They were laughing and scratching at about twenty thousand feet along with another eight hundred crews from the combined crews of Bomber Command consisting of Lancaster, Halifax and Stirling.
Each aircraft had four engines and a crew of seven men. Sometimes a second pilot was added to the crew, this would be a budding pilot and at twenty years old this first experience was often referred to later (if he was lucky) as weird.Aircraft were sometimes referred to as, "Kites".
All of my crew were under twenty five. The skipper was twenty and I was eighteen, the rest were in between and were a bit more experienced than me as they had been flying other aircraft before I joined them.
They had experience with two engine aircraft such as Wellingtons, Hamdens and Whitleys, that up to this time had been the backbone of Bomber Command.
All around us were the hundreds of aircraft, each all tensed up as we were and each member of the crews alone with his own thoughts, wondering and hoping that they would be one of the lucky ones to reach the target which was the big city of Berlin and then get back to their base safely and the welcome from their respective ground crews and comradeship of the mess when a toll was taken of the nights success or a silence which meant only one thing, that the nights losses were either very heavy or of a personal nature to certain members of the squadron.
This was always the time to reflect before the line shooting began or to use an American term, "shooting the breeze"
To survive, a pilot would try to dodge the flack, hence the saying, "close the hanger doors".
This is perhaps an odd thing to say, but I never did feel frightened nor did I ever hear anyone else say they were.
Perhaps we were all so keyed up and enthralled by the beauty of the night with it's so many colours that fear had to take a back seat.
Some colours meant death for someone.
Our bullets, perhaps one in three were tracer, seemed to race away like aburning string of beads.
Any that hit would kill or ignite a fuel tank.
Our attention was taken by an aircraft ahead of us with two engines on fire, it was taking evasive action when it suddenly exploded.

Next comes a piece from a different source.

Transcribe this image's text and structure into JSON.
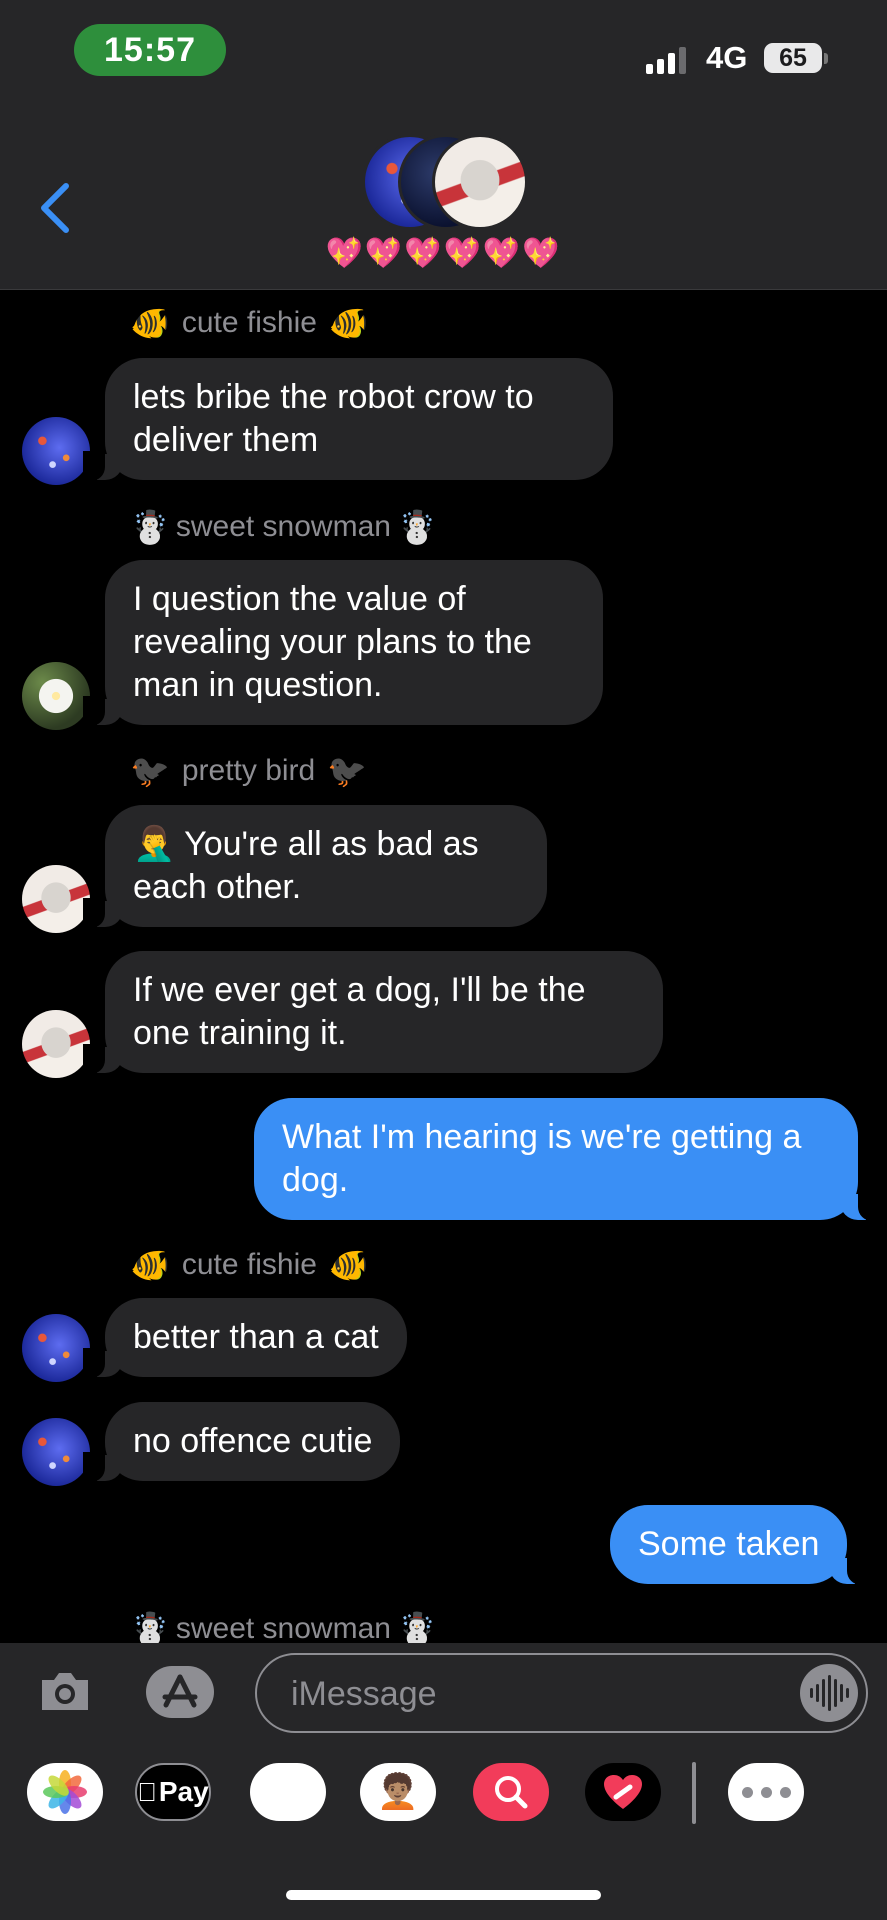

Suddenly we were flying through burning debris.
Before we could collect our thoughts yet another bomber was in trouble and taking evasive action with all it's guns blazing.
Then it began to lose height and the nose dipped and it took a downward path.
As it disappeared from our view we saw a couple of F.W.190 German fighter planes following it down.
We had a healthy respect for these German fighters.
We soon discovered we had troubles of our own as the rear gunner suddenly opened upwith his guns while screaming to the Skipper to take evasive action as quick as he could.
But sadly the Skipper was too late and we now had three of our engines blazing.
Carrying a full load of bombs in the bomb bay, the last thing we needed exploding around us was shrapnel. I suggested to the Skipper it would be prudent to part company with ourfaithful kite and he gave the order to bale out.
Alas, only four of us were able to comply with the order, and we lost three brave crew members who will forever be in our hearts.
We quickly donned parachutes and opening the escape hatch left the burning aircraft.
Royal Air Force
BOMBER COMMAND LOSSES
of the Second World War
Aircraft and Crew Losses
|419 Sqn Halifax II Jd464 VR-N Op:Berlin
|F/O R Stewart RCAF
||T/o 1952 Middleton St. George. Homebound, shot down from 18,000 feet by a night-fighter and crashed in the vicinity of the Black Forest. Those who died have no know graves. While being held prisoner, Sgt Tenny exchanged identity with Pte T. Barker of the Argyll and Sutherland Highlanders.
|Sgt H R Tenny
|P/O S E James RCAF
|Sgt V A F Cleveland
|Sgt A Embley
|Sgt L Northcliffe RCAF
|Sgt DHA Garland RCAF